What lines of the data include the string "name"? Copy them all.

(Entries from a dataset of interfaces)
◇ ◇ ◇
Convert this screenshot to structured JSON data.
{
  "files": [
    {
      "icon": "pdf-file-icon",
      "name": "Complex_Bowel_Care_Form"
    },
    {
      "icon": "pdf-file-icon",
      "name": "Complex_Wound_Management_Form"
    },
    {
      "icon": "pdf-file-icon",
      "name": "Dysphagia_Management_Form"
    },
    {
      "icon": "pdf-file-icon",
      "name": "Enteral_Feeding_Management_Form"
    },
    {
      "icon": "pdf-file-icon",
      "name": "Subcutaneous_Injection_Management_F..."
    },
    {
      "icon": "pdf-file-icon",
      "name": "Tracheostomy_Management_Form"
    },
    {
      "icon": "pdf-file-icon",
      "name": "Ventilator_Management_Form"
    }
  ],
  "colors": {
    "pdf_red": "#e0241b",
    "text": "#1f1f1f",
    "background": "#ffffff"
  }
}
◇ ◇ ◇
[ANSWER AREA]
      "name": "Complex_Bowel_Care_Form"
      "name": "Complex_Wound_Management_Form"
      "name": "Dysphagia_Management_Form"
      "name": "Enteral_Feeding_Management_Form"
      "name": "Subcutaneous_Injection_Management_F..."
      "name": "Tracheostomy_Management_Form"
      "name": "Ventilator_Management_Form"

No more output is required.